This is how a traditional node.js solution for “Hello, World!” might look like:

  (req, res) => res.end('Hello, World!')

In summary: request dispatching is defined using a function that takes a request and a response. This function has no meaningful return value. There’s no notion of the function being “done” processing the request, other than the call to .end. This forced many node developers to rely on hacks like patching .end for things as fundamental as logging response codes.

Quinn makes one small but important tweak to this model: Instead of taking the response as a second argument, the dispatch function is expected to return the response:

  createApp(req => respond({ body: 'Hello World!' }))

This gains us a couple of helpful properties. The moment the function returns, both the status code and all headers are known. They can safely be written to the wire or a log file because it is impossible for anybody to change them from there on. Errors during request handling can bubble up naturally and be attributed to a request without the need to track continuation contexts or resorting to best effort guesses.

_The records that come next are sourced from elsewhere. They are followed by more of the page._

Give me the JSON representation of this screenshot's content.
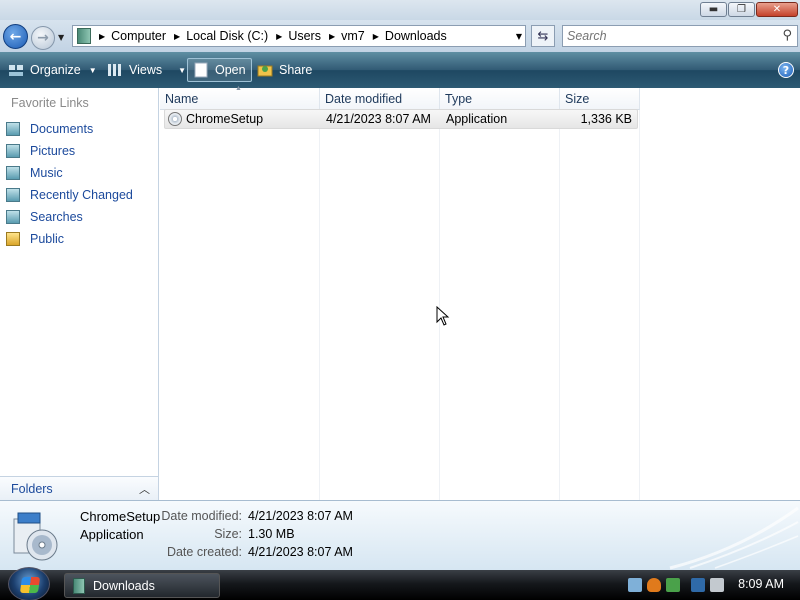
{
  "window": {
    "controls": {
      "minimize": "▬",
      "maximize": "❐",
      "close": "✕"
    }
  },
  "address": {
    "crumbs": [
      "Computer",
      "Local Disk (C:)",
      "Users",
      "vm7",
      "Downloads"
    ],
    "search_placeholder": "Search"
  },
  "toolbar": {
    "organize": "Organize",
    "views": "Views",
    "open": "Open",
    "share": "Share",
    "help": "?"
  },
  "sidebar": {
    "title": "Favorite Links",
    "items": [
      {
        "label": "Documents",
        "icon": "documents-icon"
      },
      {
        "label": "Pictures",
        "icon": "pictures-icon"
      },
      {
        "label": "Music",
        "icon": "music-icon"
      },
      {
        "label": "Recently Changed",
        "icon": "recently-changed-icon"
      },
      {
        "label": "Searches",
        "icon": "searches-icon"
      },
      {
        "label": "Public",
        "icon": "public-folder-icon"
      }
    ],
    "folders_label": "Folders"
  },
  "filelist": {
    "columns": [
      "Name",
      "Date modified",
      "Type",
      "Size"
    ],
    "rows": [
      {
        "name": "ChromeSetup",
        "date_modified": "4/21/2023 8:07 AM",
        "type": "Application",
        "size": "1,336 KB"
      }
    ]
  },
  "details": {
    "name": "ChromeSetup",
    "type": "Application",
    "date_modified_label": "Date modified:",
    "date_modified": "4/21/2023 8:07 AM",
    "size_label": "Size:",
    "size": "1.30 MB",
    "date_created_label": "Date created:",
    "date_created": "4/21/2023 8:07 AM"
  },
  "taskbar": {
    "window_button": "Downloads",
    "clock": "8:09 AM"
  },
  "colors": {
    "link": "#1c4a9c",
    "toolbar": "#2d5a73",
    "taskbar": "#15181c"
  }
}
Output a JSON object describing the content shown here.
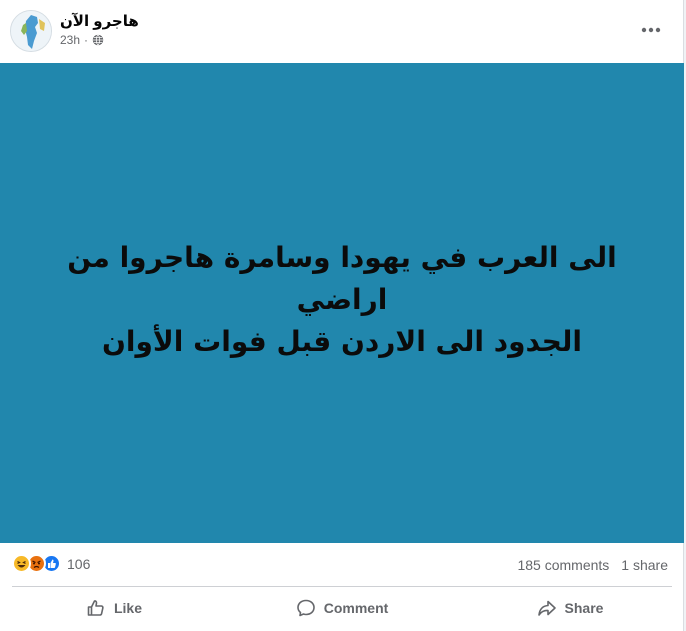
{
  "post": {
    "page_name": "هاجرو الآن",
    "timestamp": "23h",
    "separator": "·",
    "privacy_icon": "globe-icon",
    "more_icon": "more-options-icon",
    "image_text_line1": "الى العرب في يهودا وسامرة هاجروا من اراضي",
    "image_text_line2": "الجدود الى الاردن قبل فوات الأوان",
    "image_background": "#2187ad"
  },
  "stats": {
    "reaction_icons": [
      "haha-icon",
      "angry-icon",
      "like-reaction-icon"
    ],
    "reaction_count": "106",
    "comments": "185 comments",
    "shares": "1 share"
  },
  "actions": {
    "like_label": "Like",
    "comment_label": "Comment",
    "share_label": "Share"
  },
  "colors": {
    "text_secondary": "#65676b",
    "like_blue": "#1877f2",
    "haha_yellow": "#f7b928",
    "angry_red": "#e9710f"
  }
}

Another convenient consequence is that dispatch functions suddenly compose quite nicely and there’s no need for special middleware mechanics anymore. A “middleware” for Quinn can be as simple as this:

function requestLogger(next) {
  return async req => {
    console.log('<- %s %s', req.method, req.url);
    const res = await next(req);
    console.log('-> %s %s', res.statusCode, req.url);
    return res;

And using it in the app from above is as easy as calling a function:

    requestLogger(req => respond({ body: 'Hello World!' }))

Since there’s nothing more going on than functions calling other functions, there’s less need for libraries with “Quinn support”. You can just keep using lodash:

const middleware = [ requestLogger /*, ...more middleware */ ];
const initFramework = _.compose(createServer, createApp, ...middleware);
initFramework(req => respond({ body: 'Hello World!' })).listen(3000);

You can find more examples like this in the Quinn Cookbook. Or if you are interested in the exact details of respond and createApp, check out Quinn’s API docs.

  1. If you need access to legacy packages or node core modules, there’s always thenify and friends.